Leave every picture out. Set down all the lines below exactly.

*** The data Section Begins ***

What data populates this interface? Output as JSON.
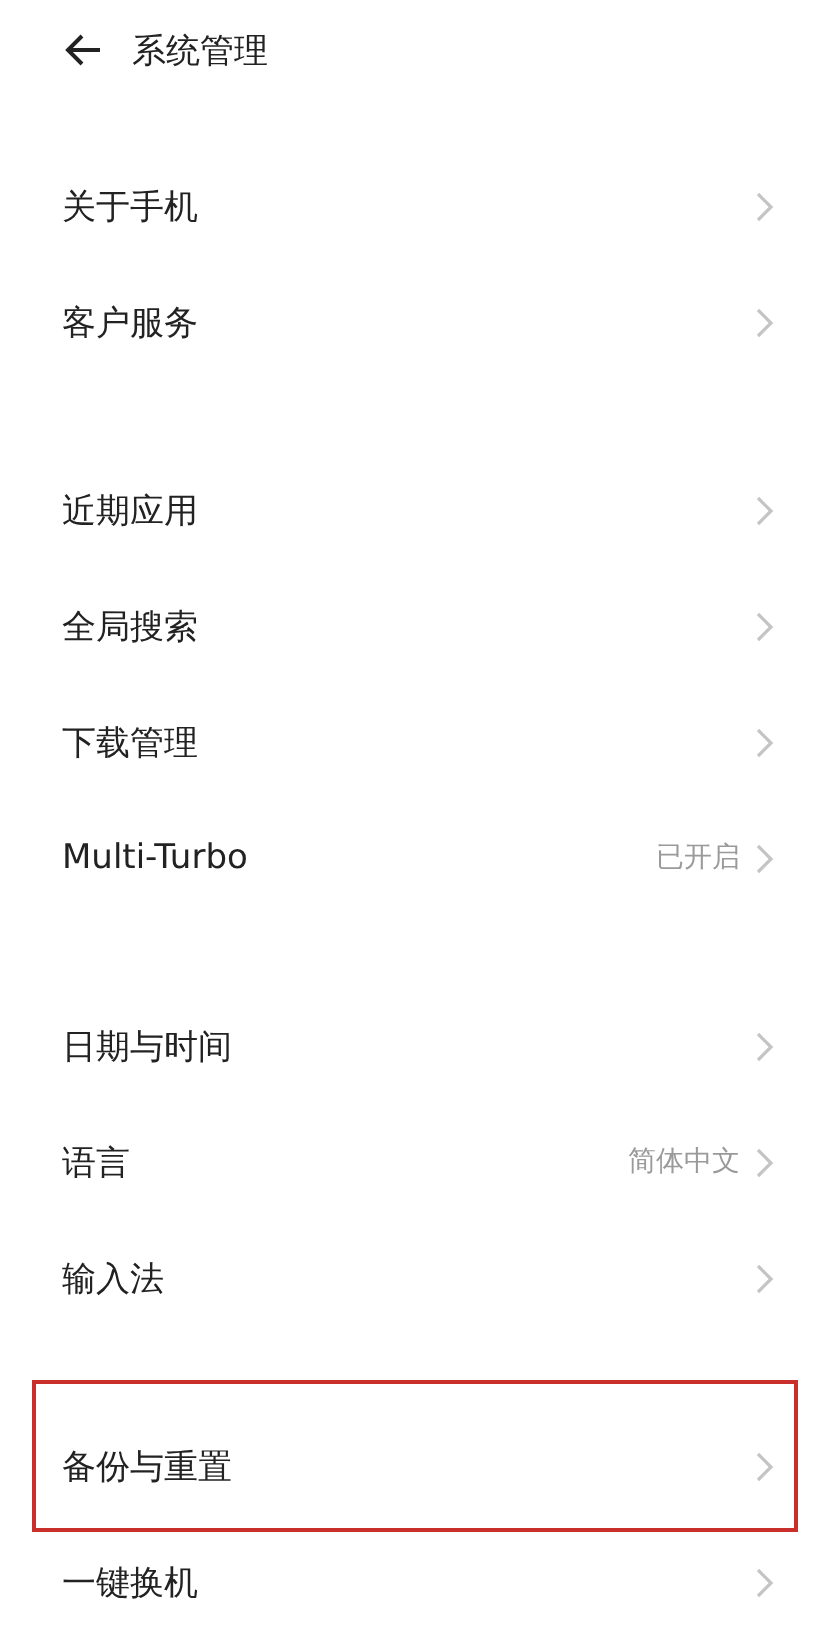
{
  "header": {
    "title": "系统管理"
  },
  "groups": [
    {
      "items": [
        {
          "label": "关于手机",
          "highlighted": false
        },
        {
          "label": "客户服务",
          "highlighted": false
        }
      ]
    },
    {
      "items": [
        {
          "label": "近期应用",
          "highlighted": false
        },
        {
          "label": "全局搜索",
          "highlighted": false
        },
        {
          "label": "下载管理",
          "highlighted": false
        },
        {
          "label": "Multi-Turbo",
          "value": "已开启",
          "highlighted": false
        }
      ]
    },
    {
      "items": [
        {
          "label": "日期与时间",
          "highlighted": false
        },
        {
          "label": "语言",
          "value": "简体中文",
          "highlighted": false
        },
        {
          "label": "输入法",
          "highlighted": false
        }
      ]
    },
    {
      "items": [
        {
          "label": "备份与重置",
          "highlighted": true
        },
        {
          "label": "一键换机",
          "highlighted": false
        }
      ]
    }
  ]
}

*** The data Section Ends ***

◆ Answer to this problem:
What data populates this interface? Output as JSON.
{
  "header": {
    "title": "系统管理"
  },
  "groups": [
    {
      "items": [
        {
          "label": "关于手机",
          "highlighted": false
        },
        {
          "label": "客户服务",
          "highlighted": false
        }
      ]
    },
    {
      "items": [
        {
          "label": "近期应用",
          "highlighted": false
        },
        {
          "label": "全局搜索",
          "highlighted": false
        },
        {
          "label": "下载管理",
          "highlighted": false
        },
        {
          "label": "Multi-Turbo",
          "value": "已开启",
          "highlighted": false
        }
      ]
    },
    {
      "items": [
        {
          "label": "日期与时间",
          "highlighted": false
        },
        {
          "label": "语言",
          "value": "简体中文",
          "highlighted": false
        },
        {
          "label": "输入法",
          "highlighted": false
        }
      ]
    },
    {
      "items": [
        {
          "label": "备份与重置",
          "highlighted": true
        },
        {
          "label": "一键换机",
          "highlighted": false
        }
      ]
    }
  ]
}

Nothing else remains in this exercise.